I once asked a friend, and an 'uncle' in this business of writing, how he copes with being a journalist, owner of a Public Relations company, editor, and reviewer (and some other things I might have missed) while chunking out numerous poems and even short stories. He smiled slyly like he has the key to a stolen chest. It took a while, but now I have interpreted that smile into; boredom of routine gives credence to your emotion and you come home writing furiously like it is the only hope to staying alive.
There’s also the place of reading—while others watch the sorry sight of the city and its journey into renewal, the inhibited writer is engrossed in a book on a city bus, even where she’s fastened between two ample-sized commuters who can’t understand why anyone is bent on reading, in that state; hot weather, stuffy bus and smelly roadside. Nah!
But, faced with the music of either dance or drown and strangled daily with ideas on the road to subsistence. I keep my sanity with reading on a bus anyhow.
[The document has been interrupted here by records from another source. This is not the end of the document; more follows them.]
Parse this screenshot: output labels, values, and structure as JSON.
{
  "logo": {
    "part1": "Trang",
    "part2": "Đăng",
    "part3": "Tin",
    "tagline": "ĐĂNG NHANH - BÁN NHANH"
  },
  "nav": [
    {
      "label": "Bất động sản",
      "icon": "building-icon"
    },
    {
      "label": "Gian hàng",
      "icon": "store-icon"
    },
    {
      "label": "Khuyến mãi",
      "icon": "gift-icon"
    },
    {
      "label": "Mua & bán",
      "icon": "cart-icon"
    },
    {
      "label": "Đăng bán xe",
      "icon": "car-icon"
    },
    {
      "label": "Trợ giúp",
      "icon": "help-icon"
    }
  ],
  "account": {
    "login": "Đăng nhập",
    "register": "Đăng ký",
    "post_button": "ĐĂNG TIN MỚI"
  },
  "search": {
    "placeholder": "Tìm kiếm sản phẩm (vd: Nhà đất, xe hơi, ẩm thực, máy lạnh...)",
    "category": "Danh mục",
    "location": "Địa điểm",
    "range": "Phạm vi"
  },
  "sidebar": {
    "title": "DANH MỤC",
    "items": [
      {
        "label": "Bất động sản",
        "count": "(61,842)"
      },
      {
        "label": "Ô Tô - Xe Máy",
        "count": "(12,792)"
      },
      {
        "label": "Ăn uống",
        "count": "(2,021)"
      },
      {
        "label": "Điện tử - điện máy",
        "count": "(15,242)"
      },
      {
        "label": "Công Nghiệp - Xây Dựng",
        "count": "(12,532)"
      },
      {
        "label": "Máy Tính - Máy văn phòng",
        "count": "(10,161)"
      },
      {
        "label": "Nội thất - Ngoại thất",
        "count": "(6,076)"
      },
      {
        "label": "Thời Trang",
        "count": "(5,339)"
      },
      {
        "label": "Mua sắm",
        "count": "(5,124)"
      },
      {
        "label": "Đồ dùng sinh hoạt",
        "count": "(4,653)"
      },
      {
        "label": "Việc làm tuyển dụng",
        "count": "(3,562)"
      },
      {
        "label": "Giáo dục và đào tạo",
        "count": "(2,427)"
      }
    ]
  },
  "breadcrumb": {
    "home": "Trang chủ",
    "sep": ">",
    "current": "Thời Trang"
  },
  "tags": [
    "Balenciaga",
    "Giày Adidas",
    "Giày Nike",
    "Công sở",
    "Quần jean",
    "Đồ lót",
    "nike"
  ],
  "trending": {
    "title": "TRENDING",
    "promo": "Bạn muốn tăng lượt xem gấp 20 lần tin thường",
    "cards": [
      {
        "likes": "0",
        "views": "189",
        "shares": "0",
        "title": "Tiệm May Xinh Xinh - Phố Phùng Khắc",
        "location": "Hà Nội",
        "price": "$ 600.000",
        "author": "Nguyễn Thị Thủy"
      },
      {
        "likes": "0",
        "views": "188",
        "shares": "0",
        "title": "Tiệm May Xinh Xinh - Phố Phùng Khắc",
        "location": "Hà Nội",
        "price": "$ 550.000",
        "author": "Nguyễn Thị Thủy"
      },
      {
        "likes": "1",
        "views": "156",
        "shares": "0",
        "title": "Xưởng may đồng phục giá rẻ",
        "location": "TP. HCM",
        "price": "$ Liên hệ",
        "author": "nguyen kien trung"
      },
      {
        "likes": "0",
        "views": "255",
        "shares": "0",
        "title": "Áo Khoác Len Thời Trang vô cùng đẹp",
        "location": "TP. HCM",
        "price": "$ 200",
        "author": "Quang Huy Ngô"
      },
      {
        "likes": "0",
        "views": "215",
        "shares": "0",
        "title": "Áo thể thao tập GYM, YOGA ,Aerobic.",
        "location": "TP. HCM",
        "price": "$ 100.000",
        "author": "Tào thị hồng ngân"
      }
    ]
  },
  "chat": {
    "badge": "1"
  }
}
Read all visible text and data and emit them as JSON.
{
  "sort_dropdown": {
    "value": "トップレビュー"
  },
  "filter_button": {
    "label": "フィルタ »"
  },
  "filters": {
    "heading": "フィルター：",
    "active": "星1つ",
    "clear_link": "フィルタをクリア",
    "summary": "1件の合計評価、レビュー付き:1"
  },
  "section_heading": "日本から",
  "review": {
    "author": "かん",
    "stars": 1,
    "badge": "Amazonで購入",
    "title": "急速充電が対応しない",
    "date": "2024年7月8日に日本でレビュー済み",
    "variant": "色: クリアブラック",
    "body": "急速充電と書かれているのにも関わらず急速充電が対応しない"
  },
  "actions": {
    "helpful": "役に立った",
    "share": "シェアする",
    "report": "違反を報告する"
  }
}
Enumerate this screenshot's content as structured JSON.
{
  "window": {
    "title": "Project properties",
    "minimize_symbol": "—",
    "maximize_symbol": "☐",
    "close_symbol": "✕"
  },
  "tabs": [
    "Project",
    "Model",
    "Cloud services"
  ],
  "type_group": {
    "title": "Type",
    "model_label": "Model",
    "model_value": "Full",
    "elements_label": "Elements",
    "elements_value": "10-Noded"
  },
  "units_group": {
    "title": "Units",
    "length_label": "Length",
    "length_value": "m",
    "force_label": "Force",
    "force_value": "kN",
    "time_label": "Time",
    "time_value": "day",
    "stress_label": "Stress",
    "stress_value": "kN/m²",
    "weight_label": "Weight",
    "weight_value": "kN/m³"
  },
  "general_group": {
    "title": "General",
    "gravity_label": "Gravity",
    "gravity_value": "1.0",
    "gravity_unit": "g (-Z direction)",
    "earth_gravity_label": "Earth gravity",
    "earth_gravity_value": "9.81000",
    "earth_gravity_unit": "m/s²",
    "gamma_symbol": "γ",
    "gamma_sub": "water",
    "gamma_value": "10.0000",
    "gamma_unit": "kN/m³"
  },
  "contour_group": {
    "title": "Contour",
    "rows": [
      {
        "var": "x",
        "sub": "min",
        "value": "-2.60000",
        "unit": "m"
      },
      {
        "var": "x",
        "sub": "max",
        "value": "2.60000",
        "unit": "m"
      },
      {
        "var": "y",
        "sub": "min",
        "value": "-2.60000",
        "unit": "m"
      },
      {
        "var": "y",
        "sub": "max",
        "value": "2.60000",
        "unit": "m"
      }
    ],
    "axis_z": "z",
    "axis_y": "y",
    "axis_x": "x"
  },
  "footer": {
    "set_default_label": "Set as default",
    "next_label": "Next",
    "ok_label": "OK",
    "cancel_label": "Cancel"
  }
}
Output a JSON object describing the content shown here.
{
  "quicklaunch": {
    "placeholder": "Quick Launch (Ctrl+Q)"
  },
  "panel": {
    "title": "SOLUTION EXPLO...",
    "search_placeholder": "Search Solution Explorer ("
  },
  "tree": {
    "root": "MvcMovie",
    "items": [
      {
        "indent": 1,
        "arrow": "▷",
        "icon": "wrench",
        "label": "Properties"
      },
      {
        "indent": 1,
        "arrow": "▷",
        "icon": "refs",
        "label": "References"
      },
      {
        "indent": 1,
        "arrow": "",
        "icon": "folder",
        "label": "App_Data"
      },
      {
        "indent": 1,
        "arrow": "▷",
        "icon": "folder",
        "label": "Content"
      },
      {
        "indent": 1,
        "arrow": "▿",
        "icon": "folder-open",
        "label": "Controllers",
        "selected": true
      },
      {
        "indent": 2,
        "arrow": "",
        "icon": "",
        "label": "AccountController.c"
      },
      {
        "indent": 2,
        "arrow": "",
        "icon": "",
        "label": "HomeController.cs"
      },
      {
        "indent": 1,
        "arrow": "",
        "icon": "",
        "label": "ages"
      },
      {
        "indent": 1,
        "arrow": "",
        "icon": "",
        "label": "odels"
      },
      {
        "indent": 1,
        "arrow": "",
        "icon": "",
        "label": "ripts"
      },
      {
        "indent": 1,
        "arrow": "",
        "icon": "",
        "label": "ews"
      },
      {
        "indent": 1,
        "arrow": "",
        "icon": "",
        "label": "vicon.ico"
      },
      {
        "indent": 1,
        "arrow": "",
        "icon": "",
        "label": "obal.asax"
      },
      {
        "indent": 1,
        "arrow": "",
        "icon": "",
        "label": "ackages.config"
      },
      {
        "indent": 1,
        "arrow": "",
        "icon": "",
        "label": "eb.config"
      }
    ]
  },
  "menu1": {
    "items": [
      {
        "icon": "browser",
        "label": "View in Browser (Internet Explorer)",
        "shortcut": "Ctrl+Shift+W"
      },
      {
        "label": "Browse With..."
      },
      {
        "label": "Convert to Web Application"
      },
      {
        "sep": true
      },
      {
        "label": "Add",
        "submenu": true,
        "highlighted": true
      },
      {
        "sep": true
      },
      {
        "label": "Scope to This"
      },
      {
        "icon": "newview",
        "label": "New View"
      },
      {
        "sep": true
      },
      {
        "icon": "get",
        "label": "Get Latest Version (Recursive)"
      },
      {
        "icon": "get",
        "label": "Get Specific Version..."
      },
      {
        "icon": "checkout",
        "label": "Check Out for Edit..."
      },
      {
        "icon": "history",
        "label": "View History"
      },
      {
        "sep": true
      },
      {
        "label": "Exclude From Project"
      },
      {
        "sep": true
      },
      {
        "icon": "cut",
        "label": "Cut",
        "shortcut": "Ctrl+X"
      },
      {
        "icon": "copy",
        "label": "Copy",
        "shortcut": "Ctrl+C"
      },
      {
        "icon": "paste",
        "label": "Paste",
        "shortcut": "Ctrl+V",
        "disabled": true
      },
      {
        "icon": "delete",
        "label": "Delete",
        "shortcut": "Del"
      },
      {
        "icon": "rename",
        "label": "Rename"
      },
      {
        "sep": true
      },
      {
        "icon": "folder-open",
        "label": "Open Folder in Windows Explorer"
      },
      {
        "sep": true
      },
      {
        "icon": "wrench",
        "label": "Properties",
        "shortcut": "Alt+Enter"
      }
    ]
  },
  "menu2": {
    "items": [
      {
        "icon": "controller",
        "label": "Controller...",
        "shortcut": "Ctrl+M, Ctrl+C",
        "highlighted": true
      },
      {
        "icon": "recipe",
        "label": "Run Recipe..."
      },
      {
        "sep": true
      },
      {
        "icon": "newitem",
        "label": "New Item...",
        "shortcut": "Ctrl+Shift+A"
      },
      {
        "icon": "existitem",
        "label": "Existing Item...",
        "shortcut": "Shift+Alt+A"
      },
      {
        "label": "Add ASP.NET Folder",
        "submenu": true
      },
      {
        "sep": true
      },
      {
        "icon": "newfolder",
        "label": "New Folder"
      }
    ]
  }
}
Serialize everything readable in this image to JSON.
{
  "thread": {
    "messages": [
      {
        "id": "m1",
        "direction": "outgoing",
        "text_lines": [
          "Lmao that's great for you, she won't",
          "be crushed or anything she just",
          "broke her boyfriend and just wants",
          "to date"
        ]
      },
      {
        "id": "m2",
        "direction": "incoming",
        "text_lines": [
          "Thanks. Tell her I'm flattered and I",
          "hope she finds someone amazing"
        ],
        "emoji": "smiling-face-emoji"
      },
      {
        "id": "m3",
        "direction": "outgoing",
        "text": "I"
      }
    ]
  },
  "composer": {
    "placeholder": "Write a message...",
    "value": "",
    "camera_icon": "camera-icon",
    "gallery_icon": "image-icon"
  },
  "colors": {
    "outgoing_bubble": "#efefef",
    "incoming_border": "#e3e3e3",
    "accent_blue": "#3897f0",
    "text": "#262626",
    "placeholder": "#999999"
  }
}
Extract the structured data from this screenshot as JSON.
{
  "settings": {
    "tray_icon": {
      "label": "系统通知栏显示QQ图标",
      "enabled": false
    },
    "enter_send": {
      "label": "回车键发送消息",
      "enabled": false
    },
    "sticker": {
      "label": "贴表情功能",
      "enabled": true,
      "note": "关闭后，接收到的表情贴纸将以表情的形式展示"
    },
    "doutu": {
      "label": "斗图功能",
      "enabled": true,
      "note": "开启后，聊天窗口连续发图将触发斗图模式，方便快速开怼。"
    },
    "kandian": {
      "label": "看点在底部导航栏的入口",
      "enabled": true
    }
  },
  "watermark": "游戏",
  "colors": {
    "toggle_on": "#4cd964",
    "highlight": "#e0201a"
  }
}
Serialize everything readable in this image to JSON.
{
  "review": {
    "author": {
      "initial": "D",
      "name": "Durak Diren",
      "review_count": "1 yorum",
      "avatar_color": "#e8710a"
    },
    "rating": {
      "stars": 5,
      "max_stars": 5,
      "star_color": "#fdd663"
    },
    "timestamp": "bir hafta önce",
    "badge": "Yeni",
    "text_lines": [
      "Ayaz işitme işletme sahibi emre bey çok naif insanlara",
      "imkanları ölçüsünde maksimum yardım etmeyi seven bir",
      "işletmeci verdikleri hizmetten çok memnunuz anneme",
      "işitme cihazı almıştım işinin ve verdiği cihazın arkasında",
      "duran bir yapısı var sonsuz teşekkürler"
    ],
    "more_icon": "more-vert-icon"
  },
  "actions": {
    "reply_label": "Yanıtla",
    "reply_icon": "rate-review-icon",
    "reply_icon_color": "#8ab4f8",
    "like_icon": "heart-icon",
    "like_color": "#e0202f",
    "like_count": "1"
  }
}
Time is short these days and it is not about dying or growing old. It is about not knowing where the next Other project will take me and how long, bearing in mind that only a living soul can write, so here I am fighting between proposals and poetry and the new ideas that boggle my mind for narration.
At times, I fear that I must come across as a bit weird to my clients, but one thing I have always reminded myself is; dedication to what you do is very important. I seem to have fared well, as I get a pat on my back and a pay cheque (that keeps me hoping for the big one). I am of faith that there’s some sunshine there.
I am certainly not the only writer who has each time pondered over why such a big burden of seeing what others don’t see, yet be denied as much pay check to even cater for humble needs, except you follow the rule of being ‘unnecessarily lazy and find a decent job.’ After all, it's just a romantic notion of reality written in stanzas or into a story.
Writing is a decent job! There are no smudges. (Except when the job is done and the reviews are unfriendly of course). And seriously, don't the many sleepless nights count. In those times of needful solitude; how does one explain that the absentmindedness and daydreams are as important to my work as endless dinners to meeting new clients are essential.
I am going to make a New Year resolution to remain a full-time writer next year in Nigeria. I am also going to learn the sax and build myself a gramophone and rewrite the Theory of Relativity and write poetry on the walls of Lagos and anyway, from then on, I don’t think it is going to be hard introducing what I do to people henceforth—I am a poet and I just finished writing a novel, which is in itself, still a work-in-progress until published. I do a bit of this and that and, I write.